“Due to the vigilance of the regulators on decentralised digital currencies, the regulators seek to keep the market adequately regulated while following international norms. We expect to see more regulations which aim to protect investors and prevent money laundering and fraud,” they add.
The regulations show that there is a push to promote use of distributed ledgers or blockchain technology.
“For instance, from the Securities and Exchange Commission (SEC), we may see further requirements on investors qualifications, regulations on the digital asset wallet providers, or some regulations aimed at overseas providers given the cross-border nature of the industry. This is because a wallet provider is not regulated nor licensed by the SEC,” say Wongsakrit and Panupan, noting that many digital asset operators are using wallet services from foreign providers that are not within the Thai jurisdiction.
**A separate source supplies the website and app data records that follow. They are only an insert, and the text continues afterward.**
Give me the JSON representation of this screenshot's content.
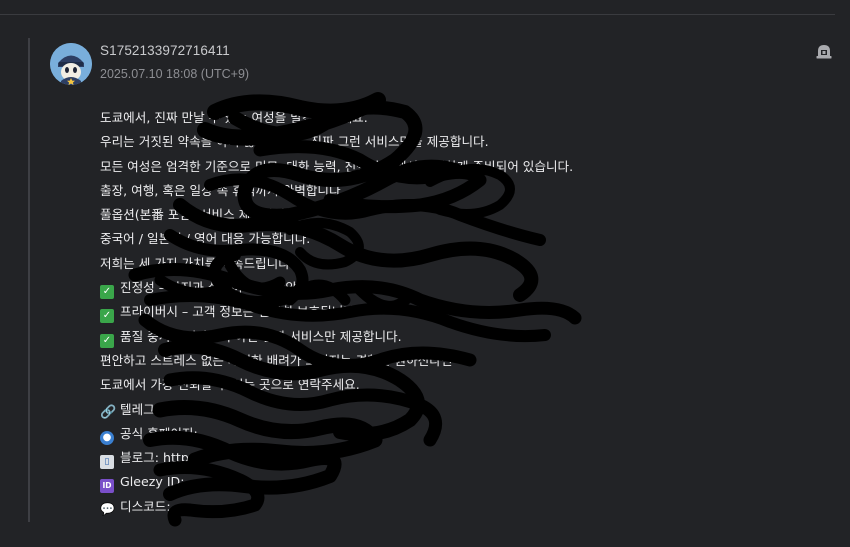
{
  "post": {
    "username": "S1752133972716411",
    "timestamp": "2025.07.10 18:08 (UTC+9)",
    "report_icon": "report-icon",
    "lines": [
      {
        "icon": "",
        "text": "도쿄에서, 진짜 만날 수 있는 여성을 발견해 보세요."
      },
      {
        "icon": "",
        "text": "우리는 거짓된 약속을 하지 않습니다 — 진짜 그런 서비스만을 제공합니다."
      },
      {
        "icon": "",
        "text": "모든 여성은 엄격한 기준으로 미모, 대화 능력, 친절성 면에서 완벽하게 준비되어 있습니다."
      },
      {
        "icon": "",
        "text": "출장, 여행, 혹은 일상 속 휴식까지 완벽합니다"
      },
      {
        "icon": "",
        "text": "풀옵션(본番 포함) 서비스 제공합니다"
      },
      {
        "icon": "",
        "text": "중국어 / 일본어 / 영어 대응 가능합니다."
      },
      {
        "icon": "",
        "text": "저희는 세 가지 가치를 약속드립니다."
      },
      {
        "icon": "check",
        "text": "진정성 – 사진과 실물이 다르지 않습니다."
      },
      {
        "icon": "check",
        "text": "프라이버시 – 고객 정보는 철저히 보호됩니다."
      },
      {
        "icon": "check",
        "text": "품질 중시 – 저가형이 아닌 진짜 서비스만 제공합니다."
      },
      {
        "icon": "",
        "text": "편안하고 스트레스 없는 세심한 배려가 느껴지는 경험을 원하신다면"
      },
      {
        "icon": "",
        "text": "도쿄에서 가장 신뢰할 수 있는 곳으로 연락주세요."
      },
      {
        "icon": "link",
        "text": "텔레그램:"
      },
      {
        "icon": "globe",
        "text": "공식 홈페이지:"
      },
      {
        "icon": "book",
        "text": "블로그: https://"
      },
      {
        "icon": "id",
        "text": "Gleezy ID:"
      },
      {
        "icon": "speech",
        "text": "디스코드: "
      }
    ]
  },
  "icons": {
    "check": "white-check-mark-icon",
    "link": "link-icon",
    "globe": "globe-icon",
    "book": "open-book-icon",
    "id": "id-button-icon",
    "speech": "speech-balloon-icon"
  },
  "colors": {
    "background": "#222326",
    "text": "#ececee",
    "meta": "#8d8e93",
    "scribble": "#000000"
  }
}
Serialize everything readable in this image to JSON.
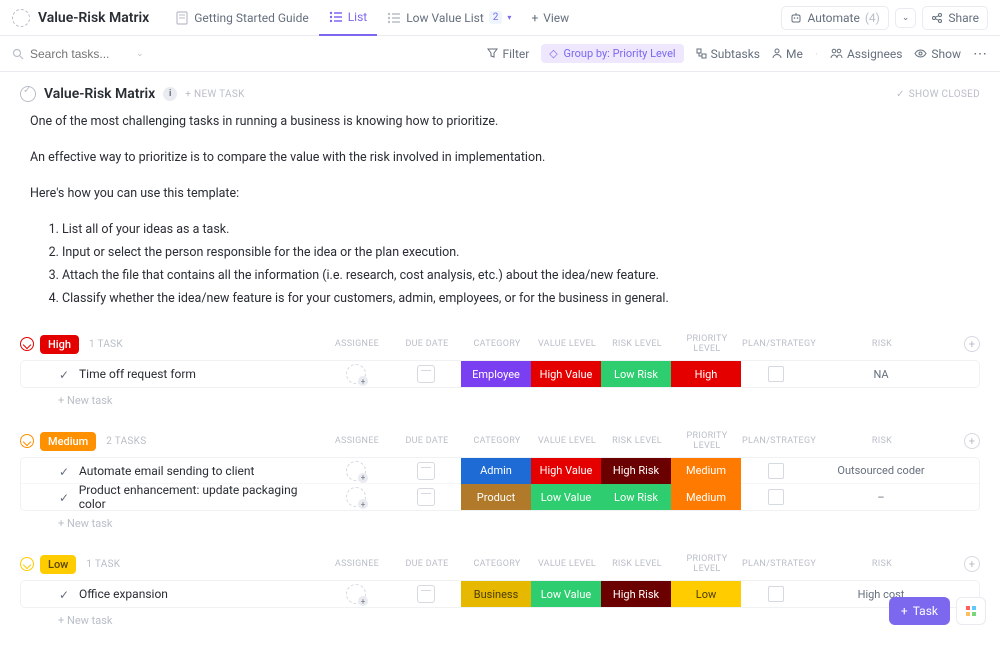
{
  "header": {
    "title": "Value-Risk Matrix",
    "tabs": {
      "getting_started": "Getting Started Guide",
      "list": "List",
      "low_value": "Low Value List",
      "low_value_badge": "2",
      "view": "View"
    },
    "automate_label": "Automate",
    "automate_count": "(4)",
    "share_label": "Share"
  },
  "filterbar": {
    "search_placeholder": "Search tasks...",
    "filter": "Filter",
    "groupby": "Group by: Priority Level",
    "subtasks": "Subtasks",
    "me": "Me",
    "assignees": "Assignees",
    "show": "Show"
  },
  "list": {
    "title": "Value-Risk Matrix",
    "new_task": "+ NEW TASK",
    "show_closed": "SHOW CLOSED"
  },
  "description": {
    "p1": "One of the most challenging tasks in running a business is knowing how to prioritize.",
    "p2": "An effective way to prioritize is to compare the value with the risk involved in implementation.",
    "p3": "Here's how you can use this template:",
    "li1": "List all of your ideas as a task.",
    "li2": "Input or select the person responsible for the idea or the plan execution.",
    "li3": "Attach the file that contains all the information (i.e. research, cost analysis, etc.) about the idea/new feature.",
    "li4": "Classify whether the idea/new feature is for your customers, admin, employees, or for the business in general."
  },
  "columns": {
    "assignee": "ASSIGNEE",
    "due_date": "DUE DATE",
    "category": "CATEGORY",
    "value_level": "VALUE LEVEL",
    "risk_level": "RISK LEVEL",
    "priority_level": "PRIORITY LEVEL",
    "plan_strategy": "PLAN/STRATEGY",
    "risk": "RISK"
  },
  "groups": {
    "high": {
      "label": "High",
      "count": "1 TASK"
    },
    "medium": {
      "label": "Medium",
      "count": "2 TASKS"
    },
    "low": {
      "label": "Low",
      "count": "1 TASK"
    }
  },
  "tasks": {
    "high": [
      {
        "name": "Time off request form",
        "category": "Employee",
        "cat_class": "bg-employee",
        "value": "High Value",
        "val_class": "bg-highvalue",
        "risklvl": "Low Risk",
        "rl_class": "bg-lowrisk",
        "priority": "High",
        "pr_class": "bg-priohigh",
        "risk": "NA"
      }
    ],
    "medium": [
      {
        "name": "Automate email sending to client",
        "category": "Admin",
        "cat_class": "bg-admin",
        "value": "High Value",
        "val_class": "bg-highvalue",
        "risklvl": "High Risk",
        "rl_class": "bg-highrisk",
        "priority": "Medium",
        "pr_class": "bg-priomed",
        "risk": "Outsourced coder"
      },
      {
        "name": "Product enhancement: update packaging color",
        "category": "Product",
        "cat_class": "bg-product",
        "value": "Low Value",
        "val_class": "bg-lowvalue",
        "risklvl": "Low Risk",
        "rl_class": "bg-lowrisk",
        "priority": "Medium",
        "pr_class": "bg-priomed",
        "risk": "–"
      }
    ],
    "low": [
      {
        "name": "Office expansion",
        "category": "Business",
        "cat_class": "bg-business",
        "value": "Low Value",
        "val_class": "bg-lowvalue",
        "risklvl": "High Risk",
        "rl_class": "bg-highrisk",
        "priority": "Low",
        "pr_class": "bg-priolow",
        "risk": "High cost"
      }
    ]
  },
  "new_task_line": "+ New task",
  "float": {
    "task": "Task"
  }
}
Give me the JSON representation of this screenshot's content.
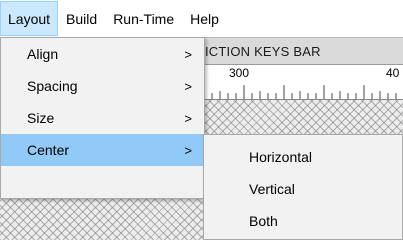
{
  "menubar": {
    "items": [
      "Layout",
      "Build",
      "Run-Time",
      "Help"
    ]
  },
  "background_window": {
    "title": "ICTION KEYS BAR",
    "ruler_labels": [
      "300",
      "40"
    ]
  },
  "layout_menu": {
    "items": [
      {
        "label": "Align",
        "arrow": ">"
      },
      {
        "label": "Spacing",
        "arrow": ">"
      },
      {
        "label": "Size",
        "arrow": ">"
      },
      {
        "label": "Center",
        "arrow": ">"
      }
    ]
  },
  "center_submenu": {
    "items": [
      "Horizontal",
      "Vertical",
      "Both"
    ]
  },
  "colors": {
    "menubar_active": "#cce8ff",
    "menu_highlight": "#91c9f7",
    "menu_background": "#f2f2f2"
  }
}
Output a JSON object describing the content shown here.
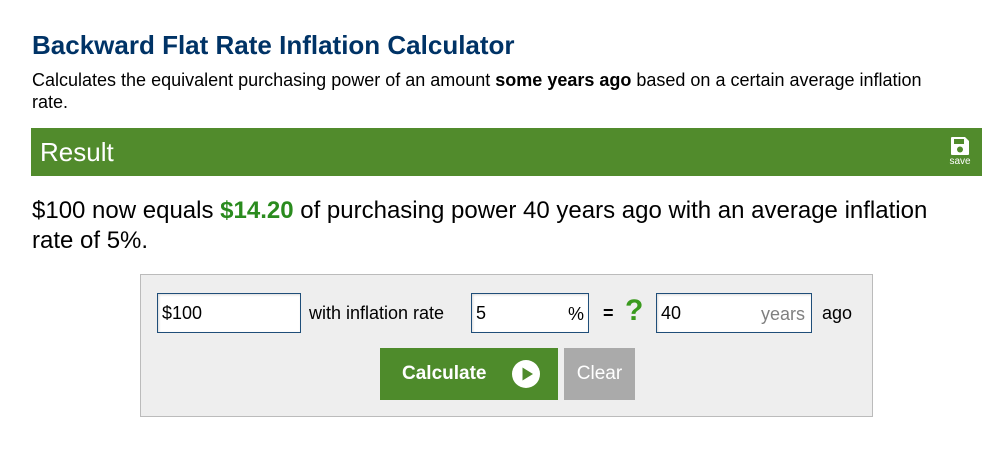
{
  "header": {
    "title": "Backward Flat Rate Inflation Calculator",
    "desc_part1": "Calculates the equivalent purchasing power of an amount ",
    "desc_bold": "some years ago",
    "desc_part2": " based on a certain average inflation rate."
  },
  "result": {
    "title": "Result",
    "save_label": "save",
    "save_icon": "floppy-disk-icon",
    "text_before": "$100 now equals ",
    "value": "$14.20",
    "text_after": " of purchasing power 40 years ago with an average inflation rate of 5%."
  },
  "form": {
    "amount_value": "$100",
    "with_label": "with inflation rate",
    "rate_value": "5",
    "rate_unit": "%",
    "equals": "=",
    "question": "?",
    "years_value": "40",
    "years_unit": "years",
    "ago_label": "ago"
  },
  "buttons": {
    "calculate_label": "Calculate",
    "calculate_icon": "play-circle-icon",
    "clear_label": "Clear"
  },
  "colors": {
    "title": "#003366",
    "result_bar": "#518b2c",
    "result_value": "#2a8b1e",
    "question_mark": "#3a9a1e",
    "calculate_button": "#4e8b2b",
    "clear_button": "#aaaaaa"
  }
}
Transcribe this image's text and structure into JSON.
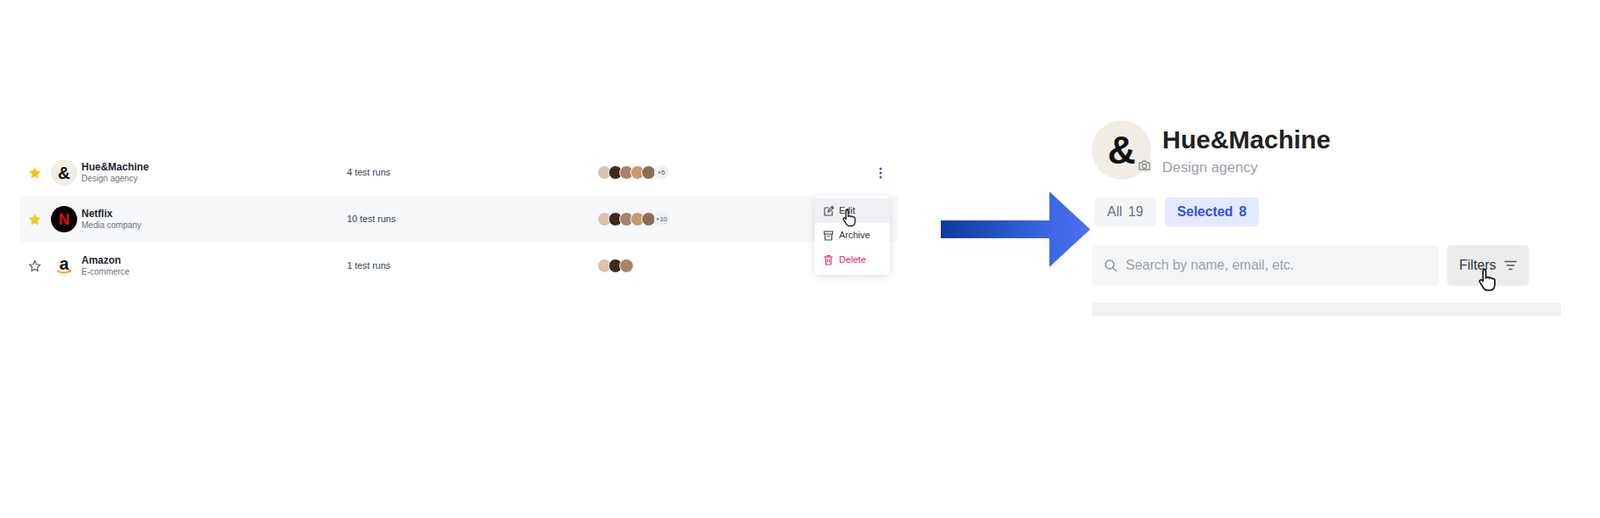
{
  "clients": [
    {
      "logo": "&",
      "kind": "monogram",
      "name": "Hue&Machine",
      "subtitle": "Design agency",
      "runs": "4 test runs",
      "starred": true,
      "avatars": 5,
      "more": "+5",
      "highlighted": false,
      "menu_open": true
    },
    {
      "logo": "N",
      "kind": "netflix",
      "name": "Netflix",
      "subtitle": "Media company",
      "runs": "10 test runs",
      "starred": true,
      "avatars": 5,
      "more": "+10",
      "highlighted": true,
      "menu_open": false
    },
    {
      "logo": "a",
      "kind": "amazon",
      "name": "Amazon",
      "subtitle": "E-commerce",
      "runs": "1 test runs",
      "starred": false,
      "avatars": 3,
      "highlighted": false,
      "menu_open": false
    }
  ],
  "menu": [
    {
      "label": "Edit",
      "kind": "edit",
      "hovered": true
    },
    {
      "label": "Archive",
      "kind": "archive",
      "hovered": false
    },
    {
      "label": "Delete",
      "kind": "delete",
      "hovered": false
    }
  ],
  "profile": {
    "logo": "&",
    "title": "Hue&Machine",
    "subtitle": "Design agency",
    "tabs": [
      {
        "label": "All",
        "count": "19",
        "selected": false
      },
      {
        "label": "Selected",
        "count": "8",
        "selected": true
      }
    ],
    "search": {
      "placeholder": "Search by name, email, etc."
    },
    "filters_button": "Filters"
  }
}
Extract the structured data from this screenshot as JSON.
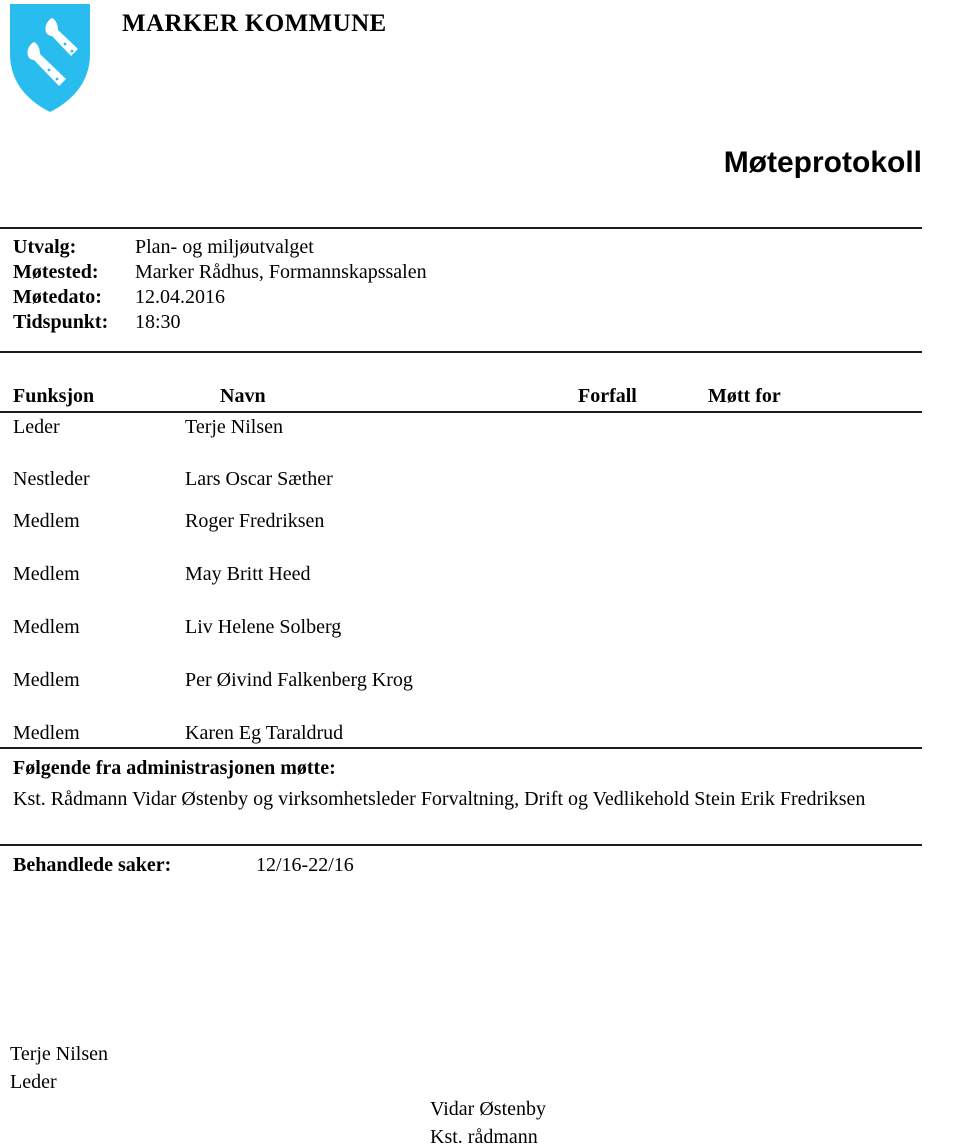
{
  "header": {
    "org_name": "MARKER KOMMUNE",
    "coat_of_arms_icon": "marker-kommune-coat-of-arms-icon",
    "shield_color": "#29BDEF",
    "charge_color": "#FFFFFF"
  },
  "document": {
    "title": "Møteprotokoll"
  },
  "meta": {
    "rows": [
      {
        "label": "Utvalg:",
        "value": "Plan- og miljøutvalget"
      },
      {
        "label": "Møtested:",
        "value": "Marker Rådhus, Formannskapssalen"
      },
      {
        "label": "Møtedato:",
        "value": "12.04.2016"
      },
      {
        "label": "Tidspunkt:",
        "value": "18:30"
      }
    ]
  },
  "participants": {
    "columns": {
      "funksjon": "Funksjon",
      "navn": "Navn",
      "forfall": "Forfall",
      "mott_for": "Møtt for"
    },
    "rows": [
      {
        "funksjon": "Leder",
        "navn": "Terje Nilsen",
        "forfall": "",
        "mott_for": ""
      },
      {
        "funksjon": "Nestleder",
        "navn": "Lars Oscar Sæther",
        "forfall": "",
        "mott_for": ""
      },
      {
        "funksjon": "Medlem",
        "navn": "Roger Fredriksen",
        "forfall": "",
        "mott_for": ""
      },
      {
        "funksjon": "Medlem",
        "navn": "May Britt Heed",
        "forfall": "",
        "mott_for": ""
      },
      {
        "funksjon": "Medlem",
        "navn": "Liv Helene Solberg",
        "forfall": "",
        "mott_for": ""
      },
      {
        "funksjon": "Medlem",
        "navn": "Per Øivind Falkenberg Krog",
        "forfall": "",
        "mott_for": ""
      },
      {
        "funksjon": "Medlem",
        "navn": "Karen Eg Taraldrud",
        "forfall": "",
        "mott_for": ""
      }
    ]
  },
  "administration": {
    "heading": "Følgende fra administrasjonen møtte:",
    "text": "Kst. Rådmann Vidar Østenby og virksomhetsleder Forvaltning, Drift og Vedlikehold Stein Erik Fredriksen"
  },
  "cases": {
    "label": "Behandlede saker:",
    "value": "12/16-22/16"
  },
  "signatures": {
    "left": {
      "name": "Terje Nilsen",
      "role": "Leder"
    },
    "right": {
      "name": "Vidar Østenby",
      "role": "Kst. rådmann"
    }
  }
}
“The new regulation might aim to regulate this type of business as a sub-category of digital asset business and to impose on a wallet provider. which stores the digital assets of the customers, the same duties as that of some other digital assets business operators. We may expect to see from the BOT clearer and more comprehensive regulations on stablecoins in the near future. We may also expect to see regulations on the Retail Central Bank Digital Currency (CBDC), which is a digital currency to be issued by the BOT as an alternative to Thai Baht, from 2022 onwards,” they say.
Among the other new source of potential development is around the increasing interest in non-fungible tokens (NFTs) in Thailand, and in Asia more broadly. While currently, there aren’t specific regulations on NFTs in the market, “Generally, these should be legally possible in Thailand”.
“Nevertheless, we do expect NFTs of Thai creators to be launched on international renowned platforms rather than the domestics ones for the time being,” they add.
Those who take a step back will find that Thailand’s policy approach to digital assets generally falls in line with those of its neighbours — Singapore and Malaysia.
“The cryptocurrency business operators are subject to licensing requirements and the public offering of cryptocurrency is subject to prospectus requirements, limitation on types of investors and requirement on approval of platform, ongoing information disclosure and reporting requirements,” Wongsakrit and Panupan explain.
But the country could also benefit from greater collaboration that extends beyond borders.
“Given the borderless natures of these blockchain-based assets, personally we would hope to see an increase in international coordination. As for Thailand, Thai regulators have been very active and therefore we look forward to fast-evolving, well-balanced regulatory regimes in these areas,” the lawyers say.